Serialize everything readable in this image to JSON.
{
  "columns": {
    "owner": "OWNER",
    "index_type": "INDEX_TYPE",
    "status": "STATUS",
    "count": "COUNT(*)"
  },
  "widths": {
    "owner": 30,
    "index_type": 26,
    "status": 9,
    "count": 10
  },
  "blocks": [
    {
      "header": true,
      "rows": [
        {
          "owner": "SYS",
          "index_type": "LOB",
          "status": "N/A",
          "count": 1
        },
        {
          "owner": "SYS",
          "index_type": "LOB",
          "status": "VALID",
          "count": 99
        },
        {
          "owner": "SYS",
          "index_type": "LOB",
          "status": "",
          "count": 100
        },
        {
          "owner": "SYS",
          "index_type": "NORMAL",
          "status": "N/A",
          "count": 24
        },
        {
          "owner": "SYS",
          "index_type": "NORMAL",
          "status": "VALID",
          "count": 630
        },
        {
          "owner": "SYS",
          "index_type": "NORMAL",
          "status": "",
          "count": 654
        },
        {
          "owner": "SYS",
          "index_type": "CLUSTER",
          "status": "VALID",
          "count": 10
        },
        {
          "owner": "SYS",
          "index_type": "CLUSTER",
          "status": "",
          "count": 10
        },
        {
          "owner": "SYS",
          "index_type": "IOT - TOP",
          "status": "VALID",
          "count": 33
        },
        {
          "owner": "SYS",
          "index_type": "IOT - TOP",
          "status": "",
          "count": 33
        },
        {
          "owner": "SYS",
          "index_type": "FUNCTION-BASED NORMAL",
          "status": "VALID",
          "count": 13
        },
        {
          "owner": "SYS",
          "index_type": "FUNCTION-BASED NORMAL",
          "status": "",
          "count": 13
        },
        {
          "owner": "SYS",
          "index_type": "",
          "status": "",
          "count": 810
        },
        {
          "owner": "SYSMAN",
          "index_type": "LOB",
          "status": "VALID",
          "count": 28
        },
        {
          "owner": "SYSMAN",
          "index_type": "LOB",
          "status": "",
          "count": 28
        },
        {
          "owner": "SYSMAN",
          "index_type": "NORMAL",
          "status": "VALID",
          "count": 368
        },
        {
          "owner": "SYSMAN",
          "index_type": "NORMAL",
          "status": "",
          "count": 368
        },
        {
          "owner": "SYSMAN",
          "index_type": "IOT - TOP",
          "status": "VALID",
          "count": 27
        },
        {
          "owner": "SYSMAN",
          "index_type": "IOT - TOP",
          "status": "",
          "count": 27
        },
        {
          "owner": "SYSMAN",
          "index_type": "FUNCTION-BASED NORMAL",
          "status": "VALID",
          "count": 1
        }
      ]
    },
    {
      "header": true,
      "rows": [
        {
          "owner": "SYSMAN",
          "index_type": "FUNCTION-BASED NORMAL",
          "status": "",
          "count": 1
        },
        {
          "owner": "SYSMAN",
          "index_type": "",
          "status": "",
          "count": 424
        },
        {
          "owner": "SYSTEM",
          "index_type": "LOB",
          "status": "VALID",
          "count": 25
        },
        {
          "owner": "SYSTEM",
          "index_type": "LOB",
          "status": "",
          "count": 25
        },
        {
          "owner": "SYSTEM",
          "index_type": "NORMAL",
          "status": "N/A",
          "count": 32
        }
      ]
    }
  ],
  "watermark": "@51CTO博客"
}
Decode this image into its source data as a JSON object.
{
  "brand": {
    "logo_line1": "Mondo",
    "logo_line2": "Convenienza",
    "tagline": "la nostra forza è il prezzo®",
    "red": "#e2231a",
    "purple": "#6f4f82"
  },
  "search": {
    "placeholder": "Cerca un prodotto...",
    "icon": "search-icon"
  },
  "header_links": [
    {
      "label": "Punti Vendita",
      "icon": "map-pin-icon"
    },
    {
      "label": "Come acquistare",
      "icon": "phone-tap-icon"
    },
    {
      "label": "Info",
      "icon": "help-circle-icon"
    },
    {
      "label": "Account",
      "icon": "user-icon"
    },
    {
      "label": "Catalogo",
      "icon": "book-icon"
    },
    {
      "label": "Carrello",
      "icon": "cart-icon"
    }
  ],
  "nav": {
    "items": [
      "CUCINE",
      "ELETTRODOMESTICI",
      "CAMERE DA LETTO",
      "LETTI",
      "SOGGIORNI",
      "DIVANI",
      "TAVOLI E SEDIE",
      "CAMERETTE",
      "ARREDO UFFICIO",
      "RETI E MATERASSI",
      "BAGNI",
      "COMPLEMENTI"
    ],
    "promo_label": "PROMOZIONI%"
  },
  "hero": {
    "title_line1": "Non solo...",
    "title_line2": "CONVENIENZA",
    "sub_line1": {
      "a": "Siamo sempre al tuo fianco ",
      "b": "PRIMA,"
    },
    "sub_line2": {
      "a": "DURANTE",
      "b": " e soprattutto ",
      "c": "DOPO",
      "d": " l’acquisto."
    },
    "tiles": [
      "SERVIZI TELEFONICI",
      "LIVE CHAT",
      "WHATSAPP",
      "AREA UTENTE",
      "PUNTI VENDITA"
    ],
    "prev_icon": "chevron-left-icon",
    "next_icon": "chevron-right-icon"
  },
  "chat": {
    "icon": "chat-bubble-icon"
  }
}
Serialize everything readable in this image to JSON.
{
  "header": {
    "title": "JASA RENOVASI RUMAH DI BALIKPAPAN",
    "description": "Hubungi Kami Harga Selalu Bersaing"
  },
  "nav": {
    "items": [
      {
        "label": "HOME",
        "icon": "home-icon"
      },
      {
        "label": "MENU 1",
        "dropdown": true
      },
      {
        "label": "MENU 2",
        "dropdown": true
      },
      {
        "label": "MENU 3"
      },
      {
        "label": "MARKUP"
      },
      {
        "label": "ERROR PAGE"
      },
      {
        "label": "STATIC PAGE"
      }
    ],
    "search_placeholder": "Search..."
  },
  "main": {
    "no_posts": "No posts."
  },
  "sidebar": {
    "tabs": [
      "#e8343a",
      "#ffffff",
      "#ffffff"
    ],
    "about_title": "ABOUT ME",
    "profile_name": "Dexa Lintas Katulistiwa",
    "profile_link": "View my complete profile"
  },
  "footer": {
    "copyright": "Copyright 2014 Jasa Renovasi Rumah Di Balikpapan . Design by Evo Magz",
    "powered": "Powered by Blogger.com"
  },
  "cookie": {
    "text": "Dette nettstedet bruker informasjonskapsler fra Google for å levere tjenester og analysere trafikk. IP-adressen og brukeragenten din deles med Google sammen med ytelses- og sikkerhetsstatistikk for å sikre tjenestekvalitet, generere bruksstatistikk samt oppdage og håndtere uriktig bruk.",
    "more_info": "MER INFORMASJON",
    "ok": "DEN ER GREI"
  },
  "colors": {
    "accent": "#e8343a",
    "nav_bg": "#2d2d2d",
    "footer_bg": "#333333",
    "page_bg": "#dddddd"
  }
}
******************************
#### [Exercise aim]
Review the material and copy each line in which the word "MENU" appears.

#### [Exercise solution]
        "label": "MENU 1",
        "label": "MENU 2",
        "label": "MENU 3"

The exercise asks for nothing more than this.